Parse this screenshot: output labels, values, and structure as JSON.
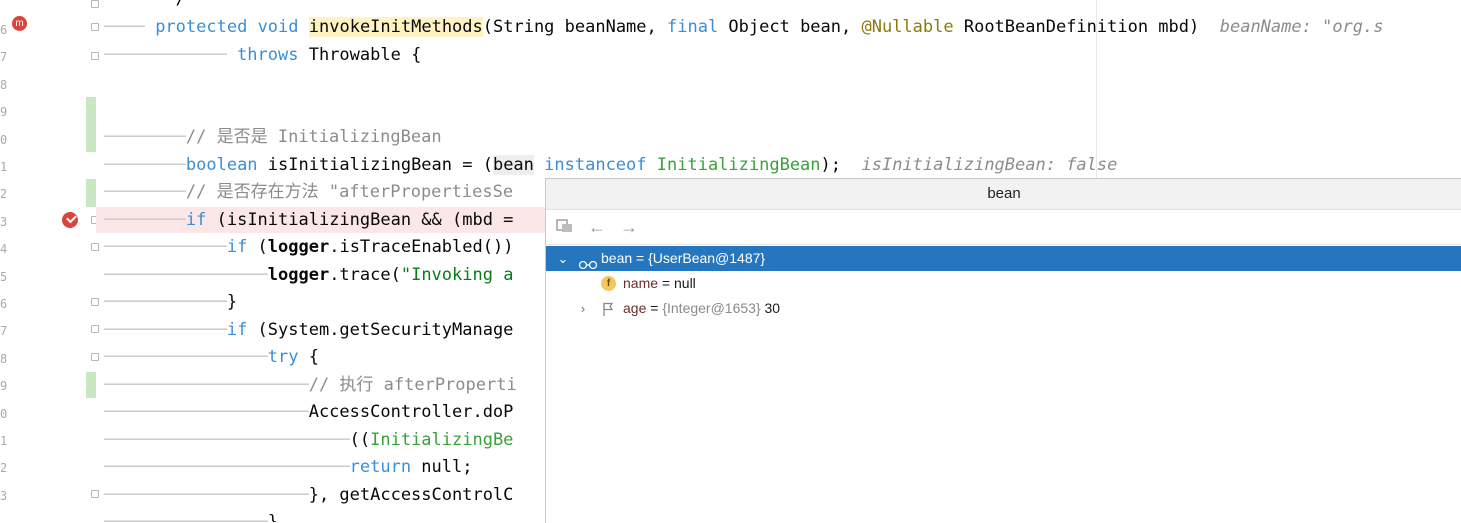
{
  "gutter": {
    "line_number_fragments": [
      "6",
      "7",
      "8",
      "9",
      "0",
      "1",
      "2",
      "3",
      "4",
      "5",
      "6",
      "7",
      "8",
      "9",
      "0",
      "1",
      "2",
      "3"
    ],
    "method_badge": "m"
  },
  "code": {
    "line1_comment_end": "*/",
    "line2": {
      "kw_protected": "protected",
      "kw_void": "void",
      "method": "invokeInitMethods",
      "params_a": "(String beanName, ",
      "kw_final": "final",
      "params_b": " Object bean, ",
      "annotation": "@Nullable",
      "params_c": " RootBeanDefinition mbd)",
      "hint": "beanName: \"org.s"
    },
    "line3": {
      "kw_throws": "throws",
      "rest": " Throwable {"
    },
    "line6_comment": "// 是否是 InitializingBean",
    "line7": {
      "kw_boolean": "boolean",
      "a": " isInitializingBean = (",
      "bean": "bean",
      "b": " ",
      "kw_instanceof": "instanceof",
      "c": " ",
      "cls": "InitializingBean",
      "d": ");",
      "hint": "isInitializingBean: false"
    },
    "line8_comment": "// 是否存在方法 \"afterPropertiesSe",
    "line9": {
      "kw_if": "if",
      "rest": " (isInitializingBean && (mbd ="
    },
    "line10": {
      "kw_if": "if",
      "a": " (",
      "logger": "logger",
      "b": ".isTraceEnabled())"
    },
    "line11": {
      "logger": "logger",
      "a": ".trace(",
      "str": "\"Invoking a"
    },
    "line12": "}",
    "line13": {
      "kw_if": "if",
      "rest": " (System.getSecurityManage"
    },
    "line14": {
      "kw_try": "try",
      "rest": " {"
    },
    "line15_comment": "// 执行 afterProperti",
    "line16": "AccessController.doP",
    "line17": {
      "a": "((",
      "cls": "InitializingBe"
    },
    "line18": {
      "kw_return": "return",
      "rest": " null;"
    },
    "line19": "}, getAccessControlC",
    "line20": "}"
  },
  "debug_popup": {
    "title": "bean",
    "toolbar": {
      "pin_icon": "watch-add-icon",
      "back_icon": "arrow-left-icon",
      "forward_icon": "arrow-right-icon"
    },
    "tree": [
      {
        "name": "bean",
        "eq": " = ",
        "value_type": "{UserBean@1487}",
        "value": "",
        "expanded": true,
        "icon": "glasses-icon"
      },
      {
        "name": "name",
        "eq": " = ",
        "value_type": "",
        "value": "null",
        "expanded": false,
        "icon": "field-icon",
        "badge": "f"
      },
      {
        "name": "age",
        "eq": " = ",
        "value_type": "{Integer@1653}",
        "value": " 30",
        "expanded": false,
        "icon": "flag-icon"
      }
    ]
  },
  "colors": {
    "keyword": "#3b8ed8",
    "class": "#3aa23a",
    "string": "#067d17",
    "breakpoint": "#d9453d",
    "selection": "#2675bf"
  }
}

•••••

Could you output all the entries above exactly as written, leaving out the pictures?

* [RESPONSE FOR THIS EXERCISE]:
Parse this screenshot: output labels, values, and structure as JSON.
{
  "gutter": {
    "line_number_fragments": [
      "6",
      "7",
      "8",
      "9",
      "0",
      "1",
      "2",
      "3",
      "4",
      "5",
      "6",
      "7",
      "8",
      "9",
      "0",
      "1",
      "2",
      "3"
    ],
    "method_badge": "m"
  },
  "code": {
    "line1_comment_end": "*/",
    "line2": {
      "kw_protected": "protected",
      "kw_void": "void",
      "method": "invokeInitMethods",
      "params_a": "(String beanName, ",
      "kw_final": "final",
      "params_b": " Object bean, ",
      "annotation": "@Nullable",
      "params_c": " RootBeanDefinition mbd)",
      "hint": "beanName: \"org.s"
    },
    "line3": {
      "kw_throws": "throws",
      "rest": " Throwable {"
    },
    "line6_comment": "// 是否是 InitializingBean",
    "line7": {
      "kw_boolean": "boolean",
      "a": " isInitializingBean = (",
      "bean": "bean",
      "b": " ",
      "kw_instanceof": "instanceof",
      "c": " ",
      "cls": "InitializingBean",
      "d": ");",
      "hint": "isInitializingBean: false"
    },
    "line8_comment": "// 是否存在方法 \"afterPropertiesSe",
    "line9": {
      "kw_if": "if",
      "rest": " (isInitializingBean && (mbd ="
    },
    "line10": {
      "kw_if": "if",
      "a": " (",
      "logger": "logger",
      "b": ".isTraceEnabled())"
    },
    "line11": {
      "logger": "logger",
      "a": ".trace(",
      "str": "\"Invoking a"
    },
    "line12": "}",
    "line13": {
      "kw_if": "if",
      "rest": " (System.getSecurityManage"
    },
    "line14": {
      "kw_try": "try",
      "rest": " {"
    },
    "line15_comment": "// 执行 afterProperti",
    "line16": "AccessController.doP",
    "line17": {
      "a": "((",
      "cls": "InitializingBe"
    },
    "line18": {
      "kw_return": "return",
      "rest": " null;"
    },
    "line19": "}, getAccessControlC",
    "line20": "}"
  },
  "debug_popup": {
    "title": "bean",
    "toolbar": {
      "pin_icon": "watch-add-icon",
      "back_icon": "arrow-left-icon",
      "forward_icon": "arrow-right-icon"
    },
    "tree": [
      {
        "name": "bean",
        "eq": " = ",
        "value_type": "{UserBean@1487}",
        "value": "",
        "expanded": true,
        "icon": "glasses-icon"
      },
      {
        "name": "name",
        "eq": " = ",
        "value_type": "",
        "value": "null",
        "expanded": false,
        "icon": "field-icon",
        "badge": "f"
      },
      {
        "name": "age",
        "eq": " = ",
        "value_type": "{Integer@1653}",
        "value": " 30",
        "expanded": false,
        "icon": "flag-icon"
      }
    ]
  },
  "colors": {
    "keyword": "#3b8ed8",
    "class": "#3aa23a",
    "string": "#067d17",
    "breakpoint": "#d9453d",
    "selection": "#2675bf"
  }
}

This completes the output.